A series of chords being struck on a piano called us to attention. "Time for music, everyone!" shouted Andy. We all took seats - on chairs, on old overstuffed sofas, and on the floor. The tuning of instruments began. Plucking and strumming commenced, interspersed with murmurings of "Ashley, you'll have to get off Mommy's lap now, Mommy's going to play!" And other instructions to the various children.
"Let's start with 'Home on the Range,' " said Andy. "Everyone knows it, and the kids love it." He called out the chords as we sang and played, with only fair success. "Once more, everybody sing, and that means you, Joe."
Joe, embarrassed, muttered, "I can't carry a tune."
Several men chorused, "Neither can we."
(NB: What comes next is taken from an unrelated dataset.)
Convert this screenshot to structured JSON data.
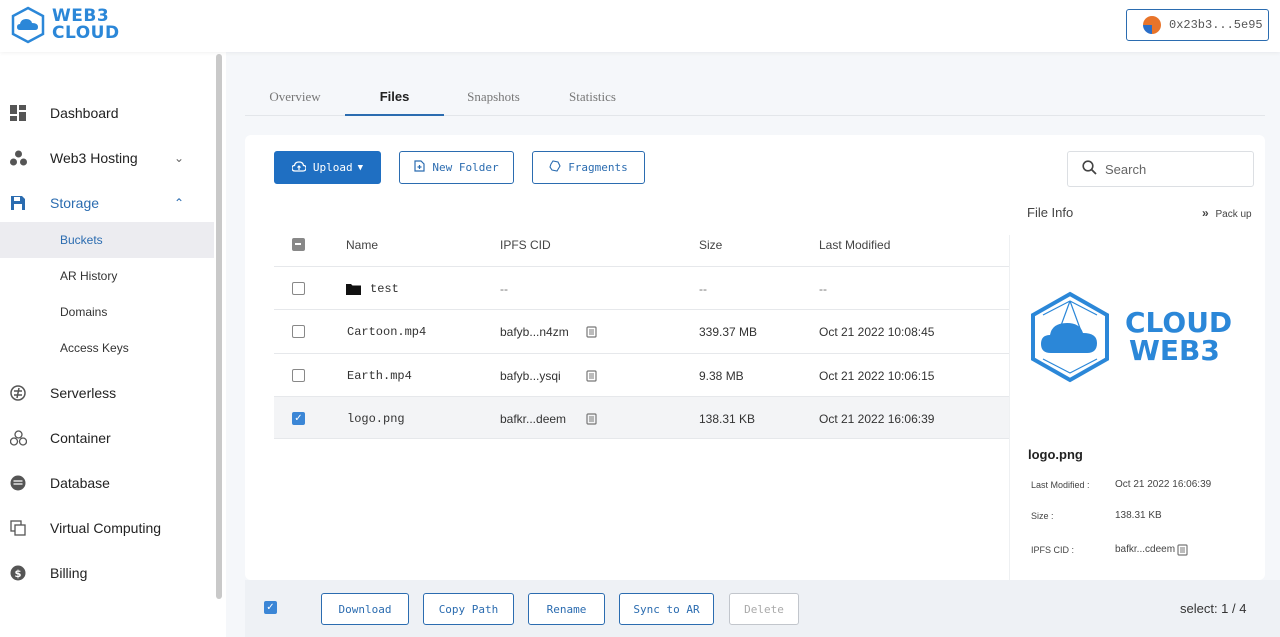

We laughed; and from then on everyone sang and played. We played until midnight, with breaks for refreshments and for the bedding down of children. As we lingered over our final farewells, standing at the doorway, gazing up at millions of stars in the crisp black night with music still ringing in our heads, we agreed that this had been one of the finest parties ever.
We went to other hootenannies in our "folksy time," but none as exciting as our first. I became so confident with my guitar that I often took it with me when substitute teaching, to lead my class in singing lessons. Later I bought an autoharp and took it along, also. My students loved to take turns playing it as we sang ballads from a Pete Seeger songbook.
But the times they were a-changin'. Some of the changes were not so good, and some were wonderful. I count the folk singing among the wonderful.